(DATA TO USE Opens)

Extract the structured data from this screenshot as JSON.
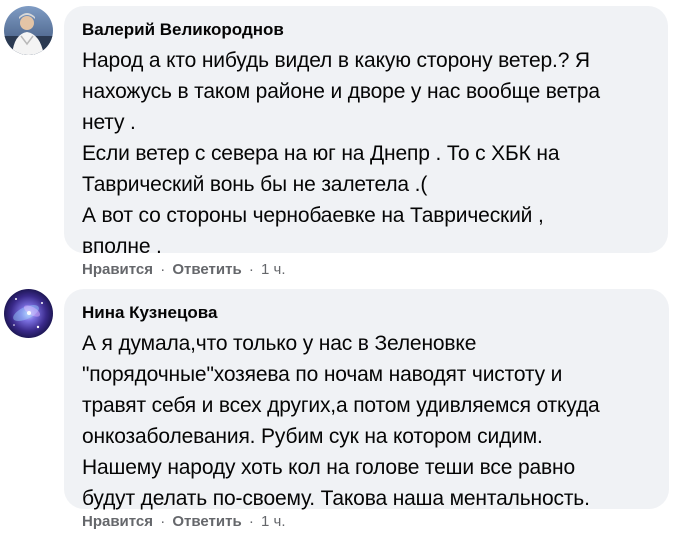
{
  "comments": [
    {
      "author": "Валерий Великороднов",
      "lines": [
        "Народ а кто нибудь видел в какую сторону ветер.? Я",
        "нахожусь в таком районе и дворе у нас вообще ветра",
        "нету .",
        "Если ветер с севера на юг на Днепр . То с ХБК на",
        "Таврический вонь бы не залетела .(",
        "А вот со стороны чернобаевке на Таврический ,",
        "вполне ."
      ],
      "like_label": "Нравится",
      "reply_label": "Ответить",
      "separator": "·",
      "time": "1 ч."
    },
    {
      "author": "Нина Кузнецова",
      "lines": [
        "А я думала,что только у нас в Зеленовке",
        "\"порядочные\"хозяева по ночам наводят чистоту и",
        "травят себя и всех других,а потом удивляемся откуда",
        "онкозаболевания. Рубим сук на котором сидим.",
        "Нашему народу хоть кол на голове теши все равно",
        "будут делать по-своему. Такова наша ментальность."
      ],
      "like_label": "Нравится",
      "reply_label": "Ответить",
      "separator": "·",
      "time": "1 ч."
    }
  ],
  "colors": {
    "bubble": "#f0f2f5",
    "text": "#050505",
    "meta": "#65676b"
  },
  "icons": {
    "avatar_1": "profile-photo-man",
    "avatar_2": "profile-photo-galaxy"
  }
}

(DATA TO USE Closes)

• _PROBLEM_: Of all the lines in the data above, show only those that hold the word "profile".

• _SOLUTION TO THIS PROBLEM_:
    "avatar_1": "profile-photo-man",
    "avatar_2": "profile-photo-galaxy"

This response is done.